Task material Block Start

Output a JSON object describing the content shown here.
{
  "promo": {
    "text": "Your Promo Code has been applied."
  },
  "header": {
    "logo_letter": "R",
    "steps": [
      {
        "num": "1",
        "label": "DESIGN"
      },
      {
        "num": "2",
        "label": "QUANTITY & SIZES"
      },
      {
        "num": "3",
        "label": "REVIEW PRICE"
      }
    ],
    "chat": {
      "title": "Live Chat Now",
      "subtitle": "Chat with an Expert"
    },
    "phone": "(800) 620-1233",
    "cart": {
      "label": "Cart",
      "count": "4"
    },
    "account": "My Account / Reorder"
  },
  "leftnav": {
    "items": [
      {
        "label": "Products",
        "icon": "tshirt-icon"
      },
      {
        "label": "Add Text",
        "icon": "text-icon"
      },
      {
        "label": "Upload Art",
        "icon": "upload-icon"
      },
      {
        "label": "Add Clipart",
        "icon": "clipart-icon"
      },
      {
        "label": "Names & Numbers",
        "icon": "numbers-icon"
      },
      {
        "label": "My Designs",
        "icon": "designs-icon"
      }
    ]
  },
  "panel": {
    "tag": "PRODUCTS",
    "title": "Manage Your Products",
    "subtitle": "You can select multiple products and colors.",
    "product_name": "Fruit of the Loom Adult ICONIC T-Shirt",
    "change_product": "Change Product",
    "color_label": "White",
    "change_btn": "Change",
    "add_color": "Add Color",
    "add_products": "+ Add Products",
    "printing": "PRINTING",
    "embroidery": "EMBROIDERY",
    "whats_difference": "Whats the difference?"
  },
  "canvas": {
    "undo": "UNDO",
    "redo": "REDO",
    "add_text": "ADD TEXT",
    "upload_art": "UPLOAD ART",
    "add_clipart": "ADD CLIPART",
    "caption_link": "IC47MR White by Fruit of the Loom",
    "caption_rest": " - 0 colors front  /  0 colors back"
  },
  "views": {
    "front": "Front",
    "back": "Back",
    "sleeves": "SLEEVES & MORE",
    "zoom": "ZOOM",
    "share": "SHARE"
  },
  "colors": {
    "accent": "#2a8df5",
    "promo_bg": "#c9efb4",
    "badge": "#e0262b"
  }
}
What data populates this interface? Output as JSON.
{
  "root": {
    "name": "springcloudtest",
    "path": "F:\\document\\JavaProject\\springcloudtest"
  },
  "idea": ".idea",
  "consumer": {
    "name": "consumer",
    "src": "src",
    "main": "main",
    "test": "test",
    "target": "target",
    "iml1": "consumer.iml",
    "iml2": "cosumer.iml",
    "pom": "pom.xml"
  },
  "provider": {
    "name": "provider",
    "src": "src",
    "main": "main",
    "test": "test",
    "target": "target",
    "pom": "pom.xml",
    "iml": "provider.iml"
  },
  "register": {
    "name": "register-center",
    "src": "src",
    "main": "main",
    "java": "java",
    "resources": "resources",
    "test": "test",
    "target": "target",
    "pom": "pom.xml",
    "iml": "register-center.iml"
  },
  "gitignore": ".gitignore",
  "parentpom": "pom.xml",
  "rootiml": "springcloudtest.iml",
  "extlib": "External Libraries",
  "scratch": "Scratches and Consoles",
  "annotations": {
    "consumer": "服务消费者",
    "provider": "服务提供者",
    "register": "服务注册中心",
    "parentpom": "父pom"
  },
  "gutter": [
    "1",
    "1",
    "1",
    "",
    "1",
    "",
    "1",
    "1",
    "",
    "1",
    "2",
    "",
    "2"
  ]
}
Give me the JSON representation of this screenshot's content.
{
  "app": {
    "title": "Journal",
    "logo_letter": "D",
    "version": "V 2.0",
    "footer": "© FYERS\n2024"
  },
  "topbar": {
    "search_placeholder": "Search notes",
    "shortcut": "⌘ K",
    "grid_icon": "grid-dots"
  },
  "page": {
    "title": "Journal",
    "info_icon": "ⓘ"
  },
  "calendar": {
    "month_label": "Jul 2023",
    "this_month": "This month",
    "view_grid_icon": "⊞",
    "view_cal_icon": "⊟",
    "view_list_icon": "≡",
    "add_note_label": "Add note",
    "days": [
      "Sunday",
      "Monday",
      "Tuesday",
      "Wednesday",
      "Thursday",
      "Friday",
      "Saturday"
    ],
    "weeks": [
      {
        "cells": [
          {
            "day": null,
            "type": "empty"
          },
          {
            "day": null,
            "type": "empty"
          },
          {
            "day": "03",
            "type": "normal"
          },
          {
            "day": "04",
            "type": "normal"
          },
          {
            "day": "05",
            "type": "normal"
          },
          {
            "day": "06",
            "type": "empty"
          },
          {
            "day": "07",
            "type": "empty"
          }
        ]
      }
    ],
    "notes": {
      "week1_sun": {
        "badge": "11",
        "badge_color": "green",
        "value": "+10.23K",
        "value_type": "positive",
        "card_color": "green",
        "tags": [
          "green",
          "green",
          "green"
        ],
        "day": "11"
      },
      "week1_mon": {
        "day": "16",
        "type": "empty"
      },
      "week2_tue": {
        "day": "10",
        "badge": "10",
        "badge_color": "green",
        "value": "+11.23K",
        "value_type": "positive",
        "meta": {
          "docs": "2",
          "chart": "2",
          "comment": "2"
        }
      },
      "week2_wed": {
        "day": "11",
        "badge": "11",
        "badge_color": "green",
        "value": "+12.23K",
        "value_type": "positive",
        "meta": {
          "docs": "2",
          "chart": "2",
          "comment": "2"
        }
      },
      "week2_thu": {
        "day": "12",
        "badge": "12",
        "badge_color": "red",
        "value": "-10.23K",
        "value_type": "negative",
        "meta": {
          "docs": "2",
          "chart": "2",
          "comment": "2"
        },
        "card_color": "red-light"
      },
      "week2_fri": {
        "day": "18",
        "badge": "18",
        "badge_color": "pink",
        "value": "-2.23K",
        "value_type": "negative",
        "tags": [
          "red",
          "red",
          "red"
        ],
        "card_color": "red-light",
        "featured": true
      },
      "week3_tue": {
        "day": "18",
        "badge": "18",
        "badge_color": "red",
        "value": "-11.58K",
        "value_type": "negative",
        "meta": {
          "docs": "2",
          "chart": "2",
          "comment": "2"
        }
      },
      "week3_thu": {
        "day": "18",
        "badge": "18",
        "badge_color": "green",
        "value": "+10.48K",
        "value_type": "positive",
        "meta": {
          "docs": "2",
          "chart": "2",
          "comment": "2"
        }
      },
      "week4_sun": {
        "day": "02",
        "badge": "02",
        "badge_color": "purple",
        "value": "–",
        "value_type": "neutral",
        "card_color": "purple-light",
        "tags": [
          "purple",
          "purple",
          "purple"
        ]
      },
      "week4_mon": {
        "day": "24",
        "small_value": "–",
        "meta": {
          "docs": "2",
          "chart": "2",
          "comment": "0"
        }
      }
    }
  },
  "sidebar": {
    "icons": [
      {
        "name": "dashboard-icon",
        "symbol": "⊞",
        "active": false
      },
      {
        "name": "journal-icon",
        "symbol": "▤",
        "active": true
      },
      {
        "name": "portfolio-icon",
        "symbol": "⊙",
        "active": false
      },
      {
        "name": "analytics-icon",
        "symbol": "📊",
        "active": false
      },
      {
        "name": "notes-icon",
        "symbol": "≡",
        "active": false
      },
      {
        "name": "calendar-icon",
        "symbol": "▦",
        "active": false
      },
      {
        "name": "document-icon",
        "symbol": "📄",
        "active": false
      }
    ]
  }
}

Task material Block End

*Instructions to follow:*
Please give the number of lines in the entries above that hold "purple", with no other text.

*Solution to this problem:*
5